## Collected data
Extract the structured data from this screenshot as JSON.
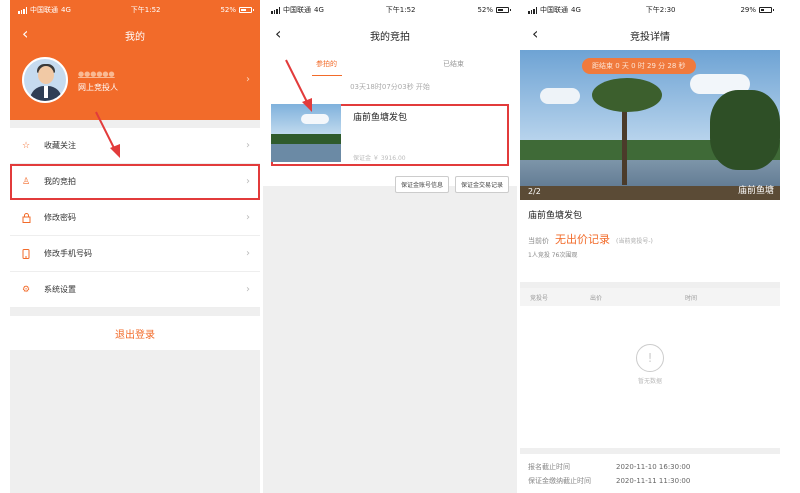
{
  "phone1": {
    "status": {
      "carrier": "中国联通",
      "network": "4G",
      "time": "下午1:52",
      "battery": "52%",
      "battery_level": 0.52
    },
    "nav": {
      "title": "我的"
    },
    "profile": {
      "username_masked": "●●●●●●",
      "role": "网上竞投人"
    },
    "menu": [
      {
        "label": "收藏关注",
        "icon": "star-icon"
      },
      {
        "label": "我的竞拍",
        "icon": "person-icon"
      },
      {
        "label": "修改密码",
        "icon": "lock-icon"
      },
      {
        "label": "修改手机号码",
        "icon": "phone-icon"
      },
      {
        "label": "系统设置",
        "icon": "gear-icon"
      }
    ],
    "logout": "退出登录"
  },
  "phone2": {
    "status": {
      "carrier": "中国联通",
      "network": "4G",
      "time": "下午1:52",
      "battery": "52%",
      "battery_level": 0.52
    },
    "nav": {
      "title": "我的竞拍"
    },
    "tabs": [
      "参拍的",
      "已结束"
    ],
    "countdown": "03天18时07分03秒 开始",
    "item": {
      "title": "庙前鱼塘发包",
      "deposit": "保证金 ￥ 3916.00"
    },
    "buttons": {
      "deposit_info": "保证金账号信息",
      "deposit_records": "保证金交易记录"
    }
  },
  "phone3": {
    "status": {
      "carrier": "中国联通",
      "network": "4G",
      "time": "下午2:30",
      "battery": "29%",
      "battery_level": 0.29
    },
    "nav": {
      "title": "竞投详情"
    },
    "timer": "距结束 0 天 0 时 29 分 28 秒",
    "pager": "2/2",
    "watermark": "庙前鱼塘",
    "title": "庙前鱼塘发包",
    "price_label": "当前价",
    "price_value": "无出价记录",
    "price_hint": "(当前竞投号-)",
    "stats": "1人竞投   76次围观",
    "table_headers": [
      "竞投号",
      "出价",
      "时间"
    ],
    "empty_text": "暂无数据",
    "footer": [
      {
        "label": "报名截止时间",
        "value": "2020-11-10 16:30:00"
      },
      {
        "label": "保证金缴纳截止时间",
        "value": "2020-11-11 11:30:00"
      }
    ]
  }
}
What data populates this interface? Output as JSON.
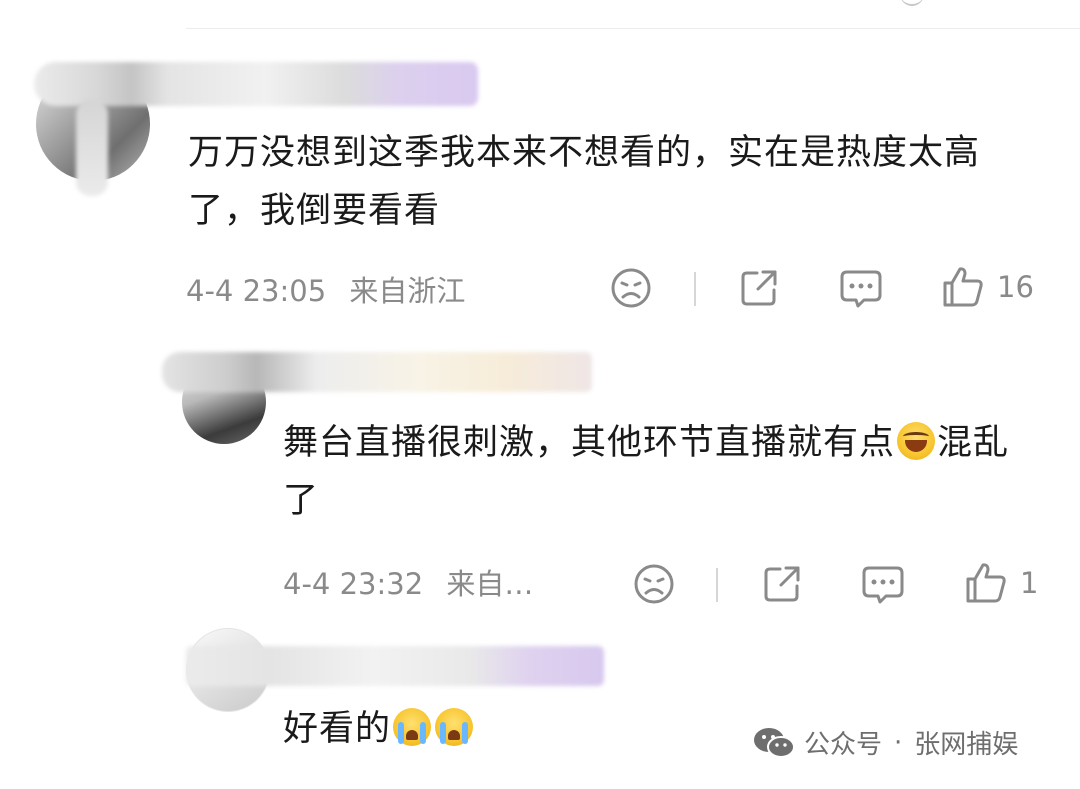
{
  "comments": [
    {
      "text": "万万没想到这季我本来不想看的，实在是热度太高了，我倒要看看",
      "time": "4-4 23:05",
      "location": "来自浙江",
      "likes": "16"
    },
    {
      "text_part1": "舞台直播很刺激，其他环节直播就有点",
      "emoji": "laughing-tears-emoji",
      "text_part2": "混乱了",
      "time": "4-4 23:32",
      "location": "来自…",
      "likes": "1"
    },
    {
      "text": "好看的",
      "emojis": [
        "crying-emoji",
        "crying-emoji"
      ]
    }
  ],
  "actions": {
    "icons": [
      "dislike-face-icon",
      "share-icon",
      "comment-icon",
      "thumbs-up-icon"
    ]
  },
  "watermark": {
    "icon": "wechat-icon",
    "label": "公众号",
    "separator": "·",
    "account": "张网捕娱"
  },
  "colors": {
    "text": "#1a1a1a",
    "meta": "#8a8a8a",
    "icon": "#8a8a8a",
    "divider": "#ececec"
  }
}
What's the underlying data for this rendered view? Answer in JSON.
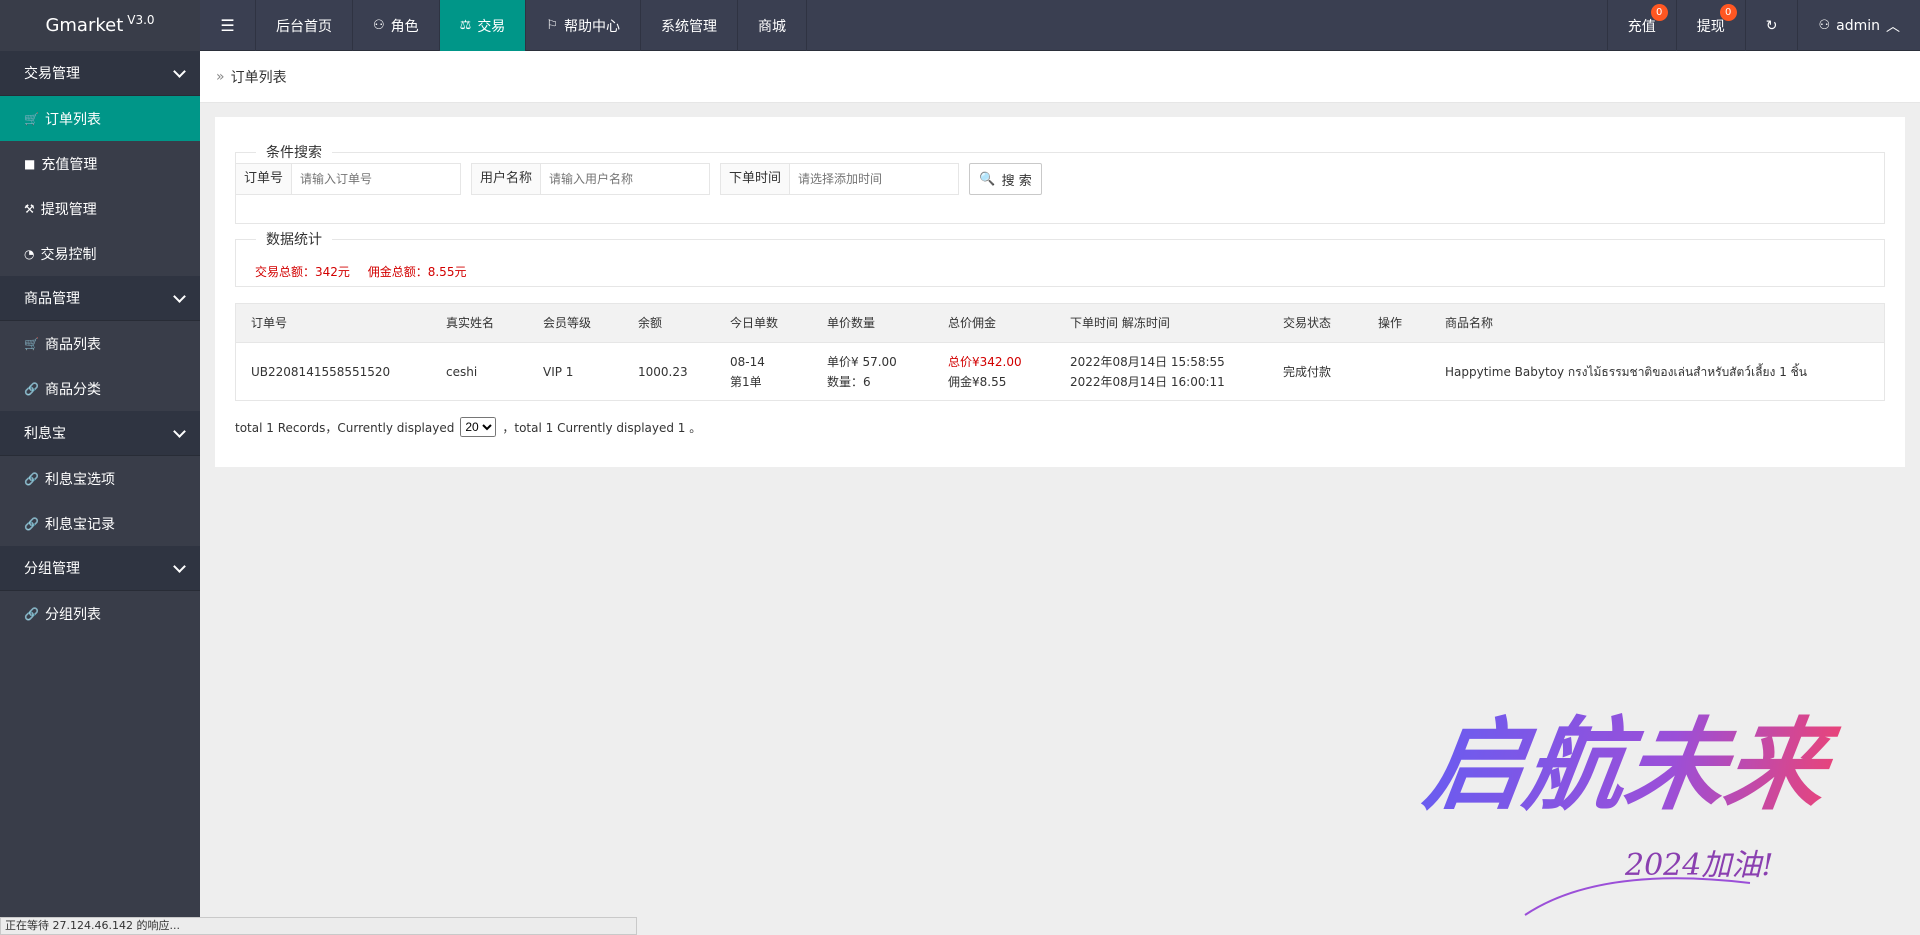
{
  "app": {
    "name": "Gmarket",
    "version": "V3.0"
  },
  "nav": {
    "menu_icon": "menu-icon",
    "items": [
      {
        "label": "后台首页"
      },
      {
        "label": "角色",
        "icon": "user-icon"
      },
      {
        "label": "交易",
        "icon": "balance-icon"
      },
      {
        "label": "帮助中心",
        "icon": "flag-icon"
      },
      {
        "label": "系统管理"
      },
      {
        "label": "商城"
      }
    ]
  },
  "right_nav": {
    "recharge": {
      "label": "充值",
      "badge": "0"
    },
    "withdraw": {
      "label": "提现",
      "badge": "0"
    },
    "refresh_icon": "refresh-icon",
    "user": {
      "label": "admin"
    }
  },
  "sidebar": {
    "groups": [
      {
        "label": "交易管理",
        "items": [
          "订单列表",
          "充值管理",
          "提现管理",
          "交易控制"
        ]
      },
      {
        "label": "商品管理",
        "items": [
          "商品列表",
          "商品分类"
        ]
      },
      {
        "label": "利息宝",
        "items": [
          "利息宝选项",
          "利息宝记录"
        ]
      },
      {
        "label": "分组管理",
        "items": [
          "分组列表"
        ]
      }
    ]
  },
  "breadcrumb": {
    "label": "订单列表"
  },
  "search": {
    "legend": "条件搜索",
    "order_no": {
      "label": "订单号",
      "placeholder": "请输入订单号"
    },
    "username": {
      "label": "用户名称",
      "placeholder": "请输入用户名称"
    },
    "order_time": {
      "label": "下单时间",
      "placeholder": "请选择添加时间"
    },
    "button": "搜 索"
  },
  "stats": {
    "legend": "数据统计",
    "total_trade": "交易总额：342元",
    "total_commission": "佣金总额：8.55元"
  },
  "table": {
    "headers": [
      "订单号",
      "真实姓名",
      "会员等级",
      "余额",
      "今日单数",
      "单价数量",
      "总价佣金",
      "下单时间 解冻时间",
      "交易状态",
      "操作",
      "商品名称"
    ],
    "rows": [
      {
        "order_no": "UB2208141558551520",
        "real_name": "ceshi",
        "level": "VIP 1",
        "balance": "1000.23",
        "today_date": "08-14",
        "today_count": "第1单",
        "unit_price": "单价¥  57.00",
        "quantity": "数量：6",
        "total_price": "总价¥342.00",
        "commission": "佣金¥8.55",
        "order_time": "2022年08月14日 15:58:55",
        "unfreeze_time": "2022年08月14日 16:00:11",
        "status": "完成付款",
        "product": "Happytime Babytoy กรงไม้ธรรมชาติของเล่นสำหรับสัตว์เลี้ยง 1 ชิ้น"
      }
    ]
  },
  "pager": {
    "prefix": "total 1 Records，Currently displayed",
    "page_size": "20",
    "suffix": "，total 1 Currently displayed 1 。"
  },
  "statusbar": {
    "text": "正在等待 27.124.46.142 的响应..."
  },
  "watermark": {
    "main": "启航未来",
    "sub": "2024加油!"
  },
  "colors": {
    "accent": "#009688",
    "header": "#3a3f51",
    "sidebar": "#393d49",
    "badge": "#ff5722",
    "stat_red": "#d20000"
  }
}
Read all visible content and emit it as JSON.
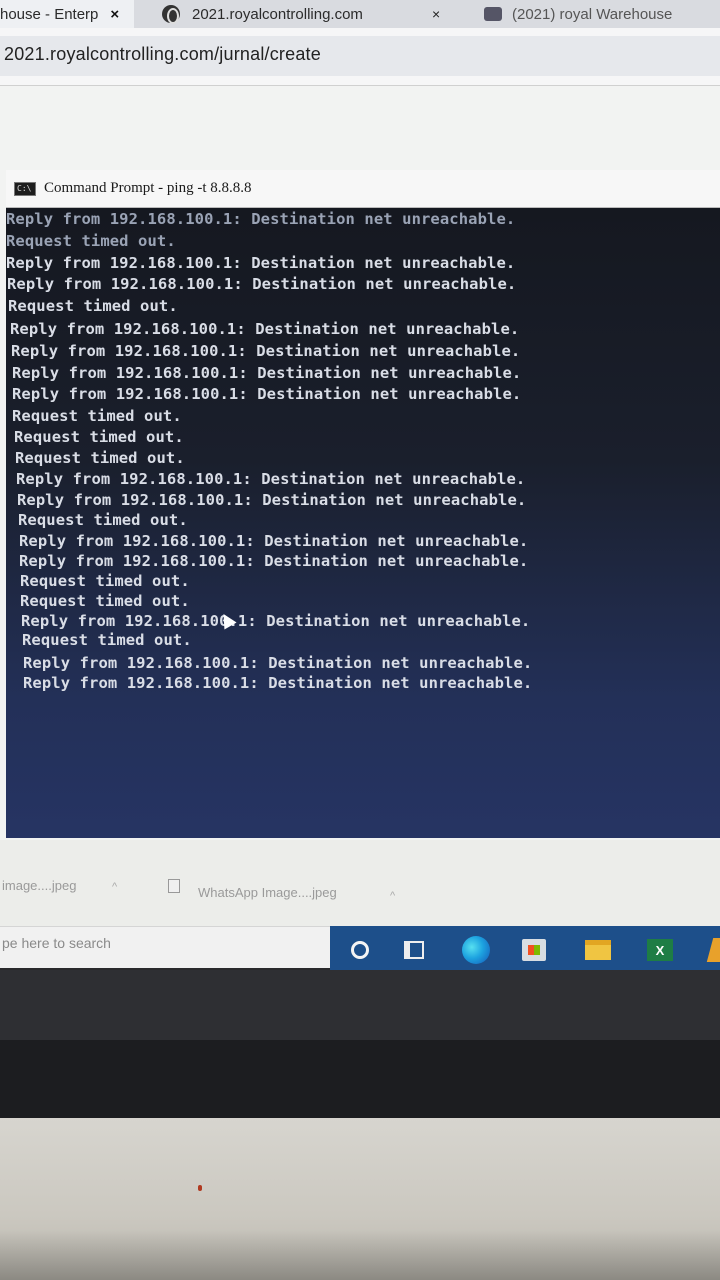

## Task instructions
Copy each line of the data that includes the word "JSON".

## Reply to the exercise
Extract the structured data from this screenshot as JSON.
What data populates this interface? Output as JSON.
What's the underlying data for this rendered view? Answer in JSON.
Read all visible content and emit it as JSON.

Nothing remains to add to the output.